What I wish I knew as an international applicant

Graduate admissions is competitive. Even the most proactive and organized applicants need help with their resumes, essays, and financial aid applications. Add the complexities of being an international applicant, and the whole process can become intimidating. As someone who applied to SIPA last year as an international applicant, I’ve decided to write about my thoughts and experiences while my memory of them remains. I hope that by reading about my experience, it’ll help prepare other students who have similar backgrounds.

Here are my recommendations for international applicants.

Start preparing early
I wish I knew about the application process much earlier so that I could make plans ahead of it and get things done in a more organized way. In order to get into a prestigious and competitive school, you might want your scores to look “pretty.” So did I. I started planning to take GRE and TOEFL tests in late June, but I wasn’t prepared for the great “demand” of taking these tests in my home country, China. As a result, I could not sit for both exams until two months later, and I had to take both exams in one week. Fortunately, the results were good, which gave me some relief. So, my suggestion for new applicants is to really start preparing early, especially for the GRE and TOEFL tests if you do not feel confident of them. And give yourself three to four months to prepare all the required documents listed on the checklist so that you won’t drive yourself nuts.

Use your resources wisely
Living in another country prevents many applicants from visiting SIPA prior to applying, which can be beneficial as you can meet with admissions staff in person.

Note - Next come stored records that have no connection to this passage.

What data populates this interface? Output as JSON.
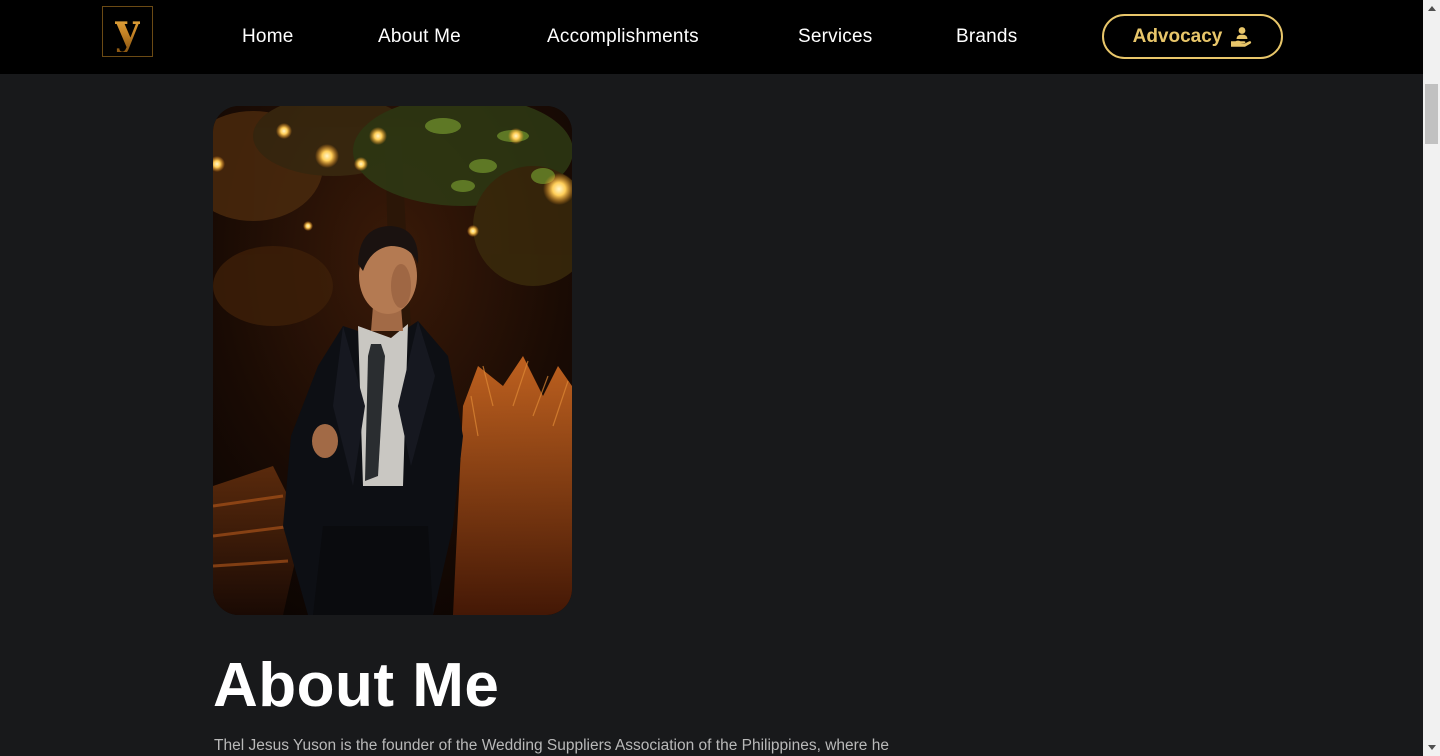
{
  "navbar": {
    "logo_letter": "y",
    "links": [
      {
        "label": "Home"
      },
      {
        "label": "About Me"
      },
      {
        "label": "Accomplishments"
      },
      {
        "label": "Services"
      },
      {
        "label": "Brands"
      }
    ],
    "cta_label": "Advocacy",
    "cta_icon": "hand-holding-person-icon"
  },
  "hero_photo": {
    "icon": "portrait-photo"
  },
  "about": {
    "heading": "About Me",
    "paragraph": "Thel Jesus Yuson is the founder of the Wedding Suppliers Association of the Philippines, where he"
  },
  "colors": {
    "navbar_bg": "#000000",
    "page_bg": "#18191b",
    "accent_gold": "#e8c66a",
    "logo_gold": "#c7902d",
    "text_primary": "#ffffff",
    "text_muted": "#b9b9b9"
  }
}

I personally found it very helpful to access resources that are available online and around myself: if read carefully, you will find SIPA’s website (and this blog) provides all kinds of useful information for the application, as well as some information you might be interested in. Additionally, you can always seek help from the admissions office’s email (sipa_admission@columbia.edu) for personalized questions. I also spoke with one alumna in my home country about her advice for application and her opinion on SIPA. She provided me with great insights on what I can get out of the two years and encouraged me to pursue my graduate study at the school. While SIPA alumni are located across 155 different countries, it might still be hard to find alumni in your area. So it is useful to know that SIPA also provides applicants with chances to connect with its current students through its website.

Translate all parts of your application
I found myself lucky since my college offers official translated transcripts. Meanwhile, my recommenders were comfortable with writing letters of recommendation in English. However, some international applicants may have materials that are not in English, which should always be translated and notarized. For this concern, some appropriate ways to get things done: send them to an accredited translator, or have a service like World Education Services translate the documents when they evaluate your materials. Which gets back to my first point: since translation can take several weeks, you really want to start preparing for it early!

Stay calm and be optimistic!
“What’s the chance for international students being admitted, or offered a fellowship at SIPA?” is a question I hear from other applicants often. It turns out that SIPA cares more about your personal goals and professional and academic background than which country you came from. In fact, in my opinion, SIPA has a relatively high acceptance rate of international students. (More than 50 percent of the student body is international!) Therefore, I strongly recommend international applicants to impress the Admission Committee with your unique experiences and thoughts, instead of worrying too much.

I wish you all enjoy the application process and be successful! Now that you’ve read my advice, click here to work on you application.

[Photo By Courage Fu, Flickr (CC BY-NC 2.0)]